● What is being asked
Among the entries, find each line that includes the string "Local" and list it.

● Recorded data
=-=-=
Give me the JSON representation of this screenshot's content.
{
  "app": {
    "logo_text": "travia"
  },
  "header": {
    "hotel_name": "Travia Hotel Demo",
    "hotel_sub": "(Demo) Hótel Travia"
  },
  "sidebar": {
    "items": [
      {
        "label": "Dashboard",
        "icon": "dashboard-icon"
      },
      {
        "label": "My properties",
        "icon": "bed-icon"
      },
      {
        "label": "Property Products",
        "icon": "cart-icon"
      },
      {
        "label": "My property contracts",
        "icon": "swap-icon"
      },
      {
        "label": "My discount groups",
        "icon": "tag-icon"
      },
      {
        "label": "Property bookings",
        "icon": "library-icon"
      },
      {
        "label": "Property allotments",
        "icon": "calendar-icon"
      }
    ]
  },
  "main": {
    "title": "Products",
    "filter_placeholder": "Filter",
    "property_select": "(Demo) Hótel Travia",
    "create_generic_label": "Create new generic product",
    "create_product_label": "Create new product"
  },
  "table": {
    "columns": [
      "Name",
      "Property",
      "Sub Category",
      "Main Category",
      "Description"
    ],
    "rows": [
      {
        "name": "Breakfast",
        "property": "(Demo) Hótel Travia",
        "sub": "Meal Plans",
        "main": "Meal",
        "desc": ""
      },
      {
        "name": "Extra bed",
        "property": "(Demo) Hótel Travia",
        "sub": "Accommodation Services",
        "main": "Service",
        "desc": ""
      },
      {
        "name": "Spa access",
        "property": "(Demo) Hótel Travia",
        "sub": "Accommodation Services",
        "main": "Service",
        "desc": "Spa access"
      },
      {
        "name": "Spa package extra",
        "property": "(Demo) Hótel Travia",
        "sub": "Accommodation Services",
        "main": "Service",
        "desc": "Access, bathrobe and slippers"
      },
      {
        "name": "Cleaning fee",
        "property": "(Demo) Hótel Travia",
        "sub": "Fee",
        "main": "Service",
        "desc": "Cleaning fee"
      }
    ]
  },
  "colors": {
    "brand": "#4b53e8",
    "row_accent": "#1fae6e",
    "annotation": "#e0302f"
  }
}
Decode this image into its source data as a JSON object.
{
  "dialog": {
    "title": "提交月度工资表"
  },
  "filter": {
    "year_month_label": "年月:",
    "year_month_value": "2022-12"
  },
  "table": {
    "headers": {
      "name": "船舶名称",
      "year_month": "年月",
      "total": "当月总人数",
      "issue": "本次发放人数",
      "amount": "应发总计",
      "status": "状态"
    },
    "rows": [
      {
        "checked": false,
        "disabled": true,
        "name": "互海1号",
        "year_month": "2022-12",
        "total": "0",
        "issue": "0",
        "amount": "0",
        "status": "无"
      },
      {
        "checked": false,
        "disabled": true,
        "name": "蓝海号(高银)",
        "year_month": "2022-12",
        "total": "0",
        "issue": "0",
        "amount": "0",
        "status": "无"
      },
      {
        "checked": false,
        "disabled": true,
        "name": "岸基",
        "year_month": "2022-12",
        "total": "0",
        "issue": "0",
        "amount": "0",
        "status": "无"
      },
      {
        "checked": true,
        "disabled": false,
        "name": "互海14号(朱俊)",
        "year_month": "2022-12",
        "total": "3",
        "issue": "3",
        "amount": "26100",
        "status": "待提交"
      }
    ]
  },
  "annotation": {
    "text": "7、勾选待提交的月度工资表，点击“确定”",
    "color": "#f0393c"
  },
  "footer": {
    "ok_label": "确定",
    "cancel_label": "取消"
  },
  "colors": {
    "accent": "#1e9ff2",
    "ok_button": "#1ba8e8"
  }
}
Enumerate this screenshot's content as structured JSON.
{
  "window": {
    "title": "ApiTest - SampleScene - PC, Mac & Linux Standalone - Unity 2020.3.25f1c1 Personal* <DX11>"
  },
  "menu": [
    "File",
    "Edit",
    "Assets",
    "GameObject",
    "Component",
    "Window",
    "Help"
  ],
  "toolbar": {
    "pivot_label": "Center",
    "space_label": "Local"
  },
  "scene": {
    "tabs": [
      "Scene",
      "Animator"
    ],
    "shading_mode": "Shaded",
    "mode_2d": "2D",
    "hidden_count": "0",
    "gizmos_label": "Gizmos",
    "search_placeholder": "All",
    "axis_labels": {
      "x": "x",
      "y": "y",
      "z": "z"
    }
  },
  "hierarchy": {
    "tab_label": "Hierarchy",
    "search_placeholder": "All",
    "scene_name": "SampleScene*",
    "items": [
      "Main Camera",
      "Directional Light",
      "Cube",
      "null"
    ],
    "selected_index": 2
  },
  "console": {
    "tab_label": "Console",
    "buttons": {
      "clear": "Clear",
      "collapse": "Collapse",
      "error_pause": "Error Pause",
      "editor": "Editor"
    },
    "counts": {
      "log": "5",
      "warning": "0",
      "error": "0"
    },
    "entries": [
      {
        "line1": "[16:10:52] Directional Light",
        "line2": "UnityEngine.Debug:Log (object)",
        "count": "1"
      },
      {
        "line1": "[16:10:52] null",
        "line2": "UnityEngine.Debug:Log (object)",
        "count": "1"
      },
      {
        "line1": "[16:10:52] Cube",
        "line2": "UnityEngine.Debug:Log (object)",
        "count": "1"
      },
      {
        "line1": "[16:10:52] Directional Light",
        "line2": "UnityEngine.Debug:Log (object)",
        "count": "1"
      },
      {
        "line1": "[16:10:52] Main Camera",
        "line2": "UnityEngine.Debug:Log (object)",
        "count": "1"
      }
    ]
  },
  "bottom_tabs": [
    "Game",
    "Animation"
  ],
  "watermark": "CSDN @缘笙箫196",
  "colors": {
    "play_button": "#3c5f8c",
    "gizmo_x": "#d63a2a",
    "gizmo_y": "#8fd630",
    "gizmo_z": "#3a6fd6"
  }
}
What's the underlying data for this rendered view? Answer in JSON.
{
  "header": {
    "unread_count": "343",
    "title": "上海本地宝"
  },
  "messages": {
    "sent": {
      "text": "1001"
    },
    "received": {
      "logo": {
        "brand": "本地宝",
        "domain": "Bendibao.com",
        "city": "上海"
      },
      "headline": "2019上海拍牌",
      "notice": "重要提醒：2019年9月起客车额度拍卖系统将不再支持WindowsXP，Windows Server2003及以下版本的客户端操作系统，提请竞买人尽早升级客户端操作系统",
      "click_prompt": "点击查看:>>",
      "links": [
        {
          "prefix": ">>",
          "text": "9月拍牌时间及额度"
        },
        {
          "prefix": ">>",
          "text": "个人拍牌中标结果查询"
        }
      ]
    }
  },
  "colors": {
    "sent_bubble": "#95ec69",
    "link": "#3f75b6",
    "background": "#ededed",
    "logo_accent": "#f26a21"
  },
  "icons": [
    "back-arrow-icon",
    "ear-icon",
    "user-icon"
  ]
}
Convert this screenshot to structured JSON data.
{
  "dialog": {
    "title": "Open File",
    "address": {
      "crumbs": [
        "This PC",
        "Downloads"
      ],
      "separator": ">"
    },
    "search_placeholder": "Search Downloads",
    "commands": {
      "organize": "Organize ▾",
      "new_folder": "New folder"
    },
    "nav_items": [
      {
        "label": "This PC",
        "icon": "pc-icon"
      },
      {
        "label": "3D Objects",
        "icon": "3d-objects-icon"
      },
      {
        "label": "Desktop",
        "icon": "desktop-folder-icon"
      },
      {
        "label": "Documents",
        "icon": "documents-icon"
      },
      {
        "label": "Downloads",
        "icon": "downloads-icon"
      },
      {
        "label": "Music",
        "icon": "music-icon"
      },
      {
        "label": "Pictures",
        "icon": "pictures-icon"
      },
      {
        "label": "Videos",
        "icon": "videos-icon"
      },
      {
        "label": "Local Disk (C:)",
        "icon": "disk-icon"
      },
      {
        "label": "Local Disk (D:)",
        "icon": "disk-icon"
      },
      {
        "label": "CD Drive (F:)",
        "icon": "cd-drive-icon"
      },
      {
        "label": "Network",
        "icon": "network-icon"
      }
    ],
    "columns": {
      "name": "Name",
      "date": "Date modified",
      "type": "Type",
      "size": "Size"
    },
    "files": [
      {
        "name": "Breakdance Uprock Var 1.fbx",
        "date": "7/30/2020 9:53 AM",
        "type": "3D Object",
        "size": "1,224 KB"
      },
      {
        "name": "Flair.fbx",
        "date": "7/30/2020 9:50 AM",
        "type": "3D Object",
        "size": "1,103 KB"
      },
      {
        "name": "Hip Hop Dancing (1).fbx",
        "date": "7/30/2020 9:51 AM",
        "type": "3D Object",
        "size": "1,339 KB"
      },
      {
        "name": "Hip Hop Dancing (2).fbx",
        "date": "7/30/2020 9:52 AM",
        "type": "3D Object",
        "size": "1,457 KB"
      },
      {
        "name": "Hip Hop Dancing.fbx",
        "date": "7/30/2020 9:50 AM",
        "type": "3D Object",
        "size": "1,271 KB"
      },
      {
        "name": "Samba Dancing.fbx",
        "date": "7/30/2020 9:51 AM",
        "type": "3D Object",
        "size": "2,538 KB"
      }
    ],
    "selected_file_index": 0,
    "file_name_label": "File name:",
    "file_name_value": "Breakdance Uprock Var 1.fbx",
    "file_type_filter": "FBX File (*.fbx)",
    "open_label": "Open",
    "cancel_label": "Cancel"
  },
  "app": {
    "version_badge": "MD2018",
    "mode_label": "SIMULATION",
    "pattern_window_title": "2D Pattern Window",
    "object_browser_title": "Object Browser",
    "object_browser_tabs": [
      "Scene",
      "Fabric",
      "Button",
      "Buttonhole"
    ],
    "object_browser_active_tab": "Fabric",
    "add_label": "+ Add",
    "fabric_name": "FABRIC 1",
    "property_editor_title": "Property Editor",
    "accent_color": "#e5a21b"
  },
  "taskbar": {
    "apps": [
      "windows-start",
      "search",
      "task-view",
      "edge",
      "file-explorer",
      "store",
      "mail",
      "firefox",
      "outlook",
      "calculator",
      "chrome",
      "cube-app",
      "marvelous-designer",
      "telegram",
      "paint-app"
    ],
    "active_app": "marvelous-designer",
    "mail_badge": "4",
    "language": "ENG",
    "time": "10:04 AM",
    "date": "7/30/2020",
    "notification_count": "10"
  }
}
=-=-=
● Output
    "space_label": "Local"
        "label": "Local Disk (C:)",
        "label": "Local Disk (D:)",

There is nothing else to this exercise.